“I really miss Charles,” Ralph said several times during the meal. Charles was my father. Ralph brings him up almost every night at dinner. And frequently at other times as well.

“You know I was thinking about your dad today.” “Remember the time your dad….” Charles was a character.” “I really miss old Charles.”

Me too.

My father was tall and elegant, charismatic if not traditionally handsome (bald but in a Yul Brenner way), an extrovert both charming and domineering. And he definitely had a temper. My siblings would agree that he was a better father to his daughters than to his sons, who were made to feel that they didn’t live up to his standards and expectations. My sister and I adored him, and as a little girl I never doubted that he adored me back, but our relationship grew complicated during my teens as I began to rebel. We never quite regained the closeness.

But if anything redeemed me in my father’s eyes it was Ralph.

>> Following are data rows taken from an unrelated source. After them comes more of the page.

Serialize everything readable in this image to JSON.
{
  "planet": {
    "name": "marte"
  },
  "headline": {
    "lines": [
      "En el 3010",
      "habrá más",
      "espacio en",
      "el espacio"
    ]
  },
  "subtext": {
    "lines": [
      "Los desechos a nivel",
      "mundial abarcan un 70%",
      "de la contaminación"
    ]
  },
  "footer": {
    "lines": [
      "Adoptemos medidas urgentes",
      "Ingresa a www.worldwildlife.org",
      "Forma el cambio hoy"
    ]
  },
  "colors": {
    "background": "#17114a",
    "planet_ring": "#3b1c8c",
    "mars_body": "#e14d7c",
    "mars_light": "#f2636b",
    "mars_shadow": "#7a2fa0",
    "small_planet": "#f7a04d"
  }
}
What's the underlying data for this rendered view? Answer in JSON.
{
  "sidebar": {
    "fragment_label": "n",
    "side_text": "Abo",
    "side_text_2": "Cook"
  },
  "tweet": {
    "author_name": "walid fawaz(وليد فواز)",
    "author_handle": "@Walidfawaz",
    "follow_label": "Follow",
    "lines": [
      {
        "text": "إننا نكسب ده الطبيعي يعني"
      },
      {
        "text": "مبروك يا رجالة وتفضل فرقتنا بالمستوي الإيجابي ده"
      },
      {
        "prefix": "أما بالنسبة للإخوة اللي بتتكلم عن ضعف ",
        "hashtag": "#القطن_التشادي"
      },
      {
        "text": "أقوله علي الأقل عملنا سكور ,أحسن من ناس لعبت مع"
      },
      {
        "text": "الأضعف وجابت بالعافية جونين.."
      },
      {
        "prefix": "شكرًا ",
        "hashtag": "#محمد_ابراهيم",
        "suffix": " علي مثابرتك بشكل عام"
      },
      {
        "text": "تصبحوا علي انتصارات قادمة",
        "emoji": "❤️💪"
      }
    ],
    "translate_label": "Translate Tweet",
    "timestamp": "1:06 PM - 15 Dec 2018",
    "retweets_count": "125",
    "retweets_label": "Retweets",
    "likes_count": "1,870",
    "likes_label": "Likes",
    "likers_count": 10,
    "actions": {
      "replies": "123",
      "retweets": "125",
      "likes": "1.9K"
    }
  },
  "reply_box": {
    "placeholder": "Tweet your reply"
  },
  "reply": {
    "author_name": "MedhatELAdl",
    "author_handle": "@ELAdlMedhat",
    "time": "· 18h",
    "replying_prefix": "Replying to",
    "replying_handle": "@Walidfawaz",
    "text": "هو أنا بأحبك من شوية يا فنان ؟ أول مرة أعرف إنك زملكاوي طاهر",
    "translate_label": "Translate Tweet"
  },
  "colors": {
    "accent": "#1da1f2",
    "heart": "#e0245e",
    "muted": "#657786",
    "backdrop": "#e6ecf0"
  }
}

Ralph and Charles were soul mates. They came from completely different backgrounds—my father the son of a Russian Jewish immigrant who made good and sent my father to an Ivy League college, Ralph the son of a Pentecostal mother who spoke in tongues and a father raised dirt poor in the hills of Alabama with ancestors who fought in the Civil War and possibly the American Revolution—yet they recognized themselves in each other from their first meeting.

They liked to schmooze as my father called their never-ending conversations about business and politics. Again, it would seem they had little in common. My father ran the business his father had started; Ralph was an entrepreneur just starting his real estate business when they met; my father was a Nixon republican, Ralph still a socialist when I introduced them. Nevertheless they talked and they talked and they talked, often loudly though never angrily, into the wee hours long after my mother and I had gone to bed. No doubt they were fueled by scotch, my father’s drink of choice, which he introduced to Ralph.

After a restaurant dinner with my parents months before Ralph and I ever discussed marriage, Ralph told me that my father had proposed while I was in the ladies room. My father used my absence as an opportunity to tell Ralph he would be very happy to have him as a son-in-law. I am not sure how Ralph responded.

Of course I was pleased that my father approved of my choice in husbands, but I admit I was also a bit jealous that my father clearly enjoyed Ralph’s company more than mine. I can only imagine what my brothers felt witnessing Ralph and Charles’s rapport, a rapport they did not have as Charles’s sons.

As for Ralph—whose own father, a skilled but uneducated mechanic, was a master sergeant when he retired after twenty years in the air force and never quite adapted to life as a civilian—he suddenly had the father he’d always wanted. He listened to my father’s advice with rapt attention. He lapped up the affection and praise.

And when my father died at 73, Ralph mourned much more deeply than he had when his own father died.

Months later, a whippoorwill settle outside our bedroom window at the farm and Ralph and I began to joke that the bird was my father’s reincarnation keeping us up at night . It was a comforting joke, an intimacy I look back to now with nostalgia, but it was a joke, a way to ignore or minimize sorrow.

Since Ralph’s cognitive impairment began, my father has loomed larger in his memory. As I have mentioned before, Ralph only holds onto happy memories these days. And his memories of my father are among his happiest. In the last few years he has decided that my father’s old marble top bar, now in our small formal parlor, is haunted by my father. In a good way of course. At least several times a week he calls me to come into the room because he senses my father’s presence.

Pre-MCI Ralph might have joked about a whippoorwill, but he is completely sincere now. And his belief is NOT a case of dementia. It is a case of affection so strong that it has taken a shape or at least a form. For all the negatives of Alzheimer’s, Ralph’s ability to feel purely is really a joy. And I am a little envious of his relationship with my father all over again.